“That will be a big focus of my efforts, particularly over the course of this month… and continuing to go out and listen to those on the ground and provide what comfort we can through making the visits,” Mr Morrison said on Saturday.
He said both nations had offered their “sincerest” wishes and “deep sympathies” to the Australian people.
Mr Morrison stressed he would attempt to reschedule the meetings, preferably early this year, when “arrangements can align”.
“There was a lot of work we were looking forward to doing at those meetings, both of those meetings,” Mr Morrison said on Saturday.
“We were at an advanced stage when it came to defence, intelligence and security arrangements with India and Japan and we were looking to progress those as well as broader trade discussions.”
Mr Modi said in a statement he expressed “heartfelt condolences” on behalf of all Indians on the fire’s toll on life and property.
He also offered India’s “unstinted support” to Australia and its people, “who are bravely facing this unprecedented natural calamity” and reiterated India’s commitment to strengthen its strategic partnership with Australia.
He said he looked forward to welcoming Mr Morrison in India on a state visit at “a mutually convenient time” later in the year.
The trip came at a difficult time for the Prime Minister, who has been criticised for his government’s response to the fires burning around the country.

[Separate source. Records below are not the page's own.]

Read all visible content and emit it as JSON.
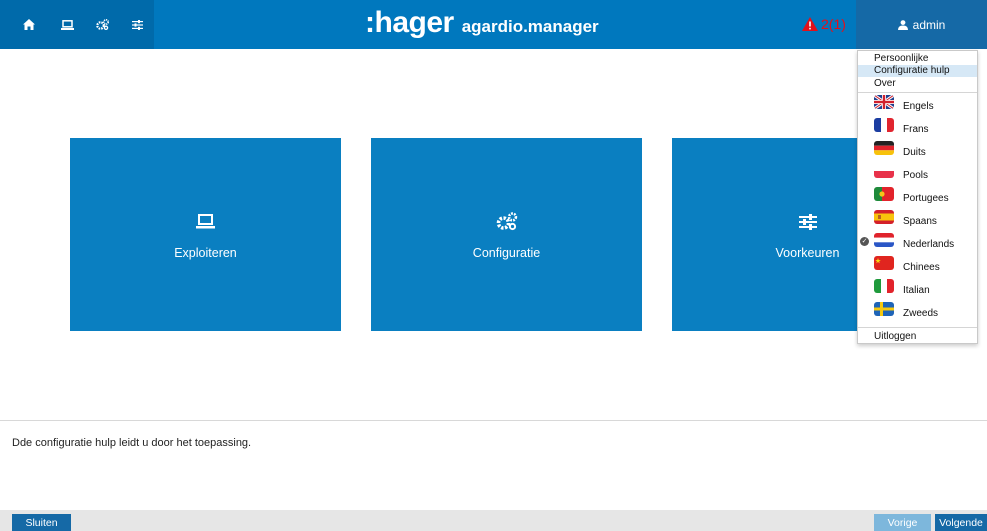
{
  "header": {
    "logo_main": ":hager",
    "logo_sub": "agardio.manager",
    "alert_count": "2(1)",
    "user": "admin",
    "nav_icons": [
      "home-icon",
      "laptop-icon",
      "gears-icon",
      "sliders-icon"
    ]
  },
  "tiles": [
    {
      "label": "Exploiteren",
      "icon": "laptop-icon"
    },
    {
      "label": "Configuratie",
      "icon": "gears-icon"
    },
    {
      "label": "Voorkeuren",
      "icon": "sliders-icon"
    }
  ],
  "dropdown": {
    "items": [
      "Persoonlijke instellingen",
      "Configuratie hulp",
      "Over"
    ],
    "highlighted": "Configuratie hulp",
    "languages": [
      "Engels",
      "Frans",
      "Duits",
      "Pools",
      "Portugees",
      "Spaans",
      "Nederlands",
      "Chinees",
      "Italian",
      "Zweeds"
    ],
    "selected_language": "Nederlands",
    "logout": "Uitloggen"
  },
  "help_text": "Dde configuratie hulp leidt u door het toepassing.",
  "footer": {
    "close": "Sluiten",
    "previous": "Vorige",
    "next": "Volgende"
  },
  "colors": {
    "topbar": "#0078be",
    "tile": "#0a7fc1",
    "alert": "#e3101a",
    "button_primary": "#1569a6",
    "button_disabled": "#7db7dc"
  }
}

He was forced to cut short a holiday to Hawaii just before Christmas following the death of two volunteer firefighters, saying he “deeply” regretted any offence caused by taking leave with his family during the crisis.
Mr Morrison said he had not taken criticism personally and said the issue should not be about him.
“It’s not about those problems. It’s not about any of those issues. It’s about the people who need the support on the ground,” he said.
“And that’s what I’m focused on. My biggest focus at the moment is continuing to roll out the support of the Australian Defence Force.”
Rob Harris is the National Affairs Editor for The Sydney Morning Herald and The Age, based at Parliament House in Canberra